● **WHAT NEEDS TO BE DONE**
Please list all lines of the material below in which the string "heart" occurs.

● **SUPPLIED MATERIAL**

━━━━━━

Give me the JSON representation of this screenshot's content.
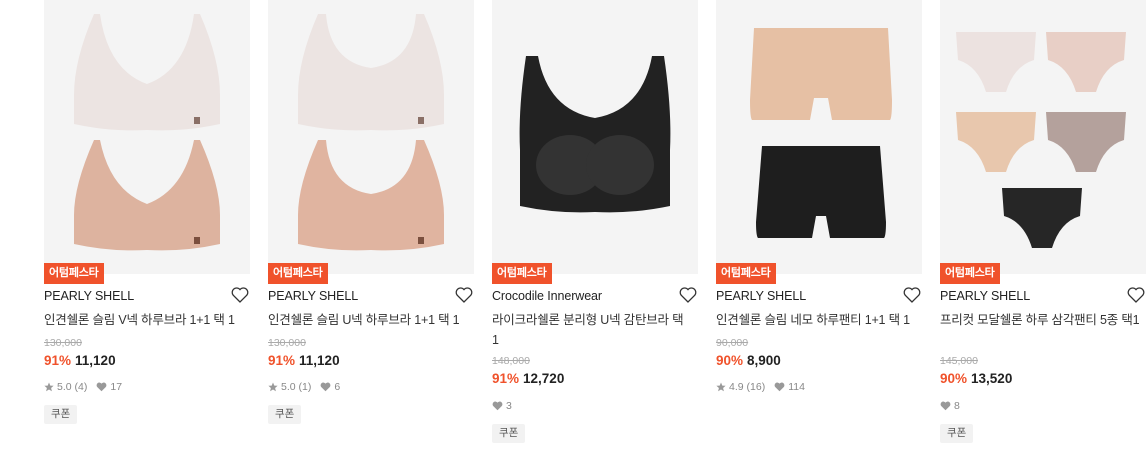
{
  "products": [
    {
      "badge": "어텀페스타",
      "brand": "PEARLY SHELL",
      "title": "인견쉘론 슬림 V넥 하루브라 1+1 택 1",
      "original_price": "130,000",
      "discount": "91%",
      "price": "11,120",
      "rating": "5.0",
      "reviews": "(4)",
      "likes": "17",
      "coupon": "쿠폰"
    },
    {
      "badge": "어텀페스타",
      "brand": "PEARLY SHELL",
      "title": "인견쉘론 슬림 U넥 하루브라 1+1 택 1",
      "original_price": "130,000",
      "discount": "91%",
      "price": "11,120",
      "rating": "5.0",
      "reviews": "(1)",
      "likes": "6",
      "coupon": "쿠폰"
    },
    {
      "badge": "어텀페스타",
      "brand": "Crocodile Innerwear",
      "title": "라이크라쉘론 분리형 U넥 감탄브라 택 1",
      "original_price": "148,000",
      "discount": "91%",
      "price": "12,720",
      "likes": "3",
      "coupon": "쿠폰"
    },
    {
      "badge": "어텀페스타",
      "brand": "PEARLY SHELL",
      "title": "인견쉘론 슬림 네모 하루팬티 1+1 택 1",
      "original_price": "90,000",
      "discount": "90%",
      "price": "8,900",
      "rating": "4.9",
      "reviews": "(16)",
      "likes": "114"
    },
    {
      "badge": "어텀페스타",
      "brand": "PEARLY SHELL",
      "title": "프리컷 모달쉘론 하루 삼각팬티 5종 택1",
      "original_price": "145,000",
      "discount": "90%",
      "price": "13,520",
      "likes": "8",
      "coupon": "쿠폰"
    }
  ],
  "icons": {
    "heart": "heart-outline-icon",
    "star": "star-icon",
    "like": "heart-filled-icon"
  },
  "colors": {
    "accent": "#f0522b",
    "muted": "#aaaaaa",
    "meta": "#888888",
    "coupon_bg": "#f2f2f2"
  }
}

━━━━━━

● **ANSWER**
    "heart": "heart-outline-icon",
    "like": "heart-filled-icon"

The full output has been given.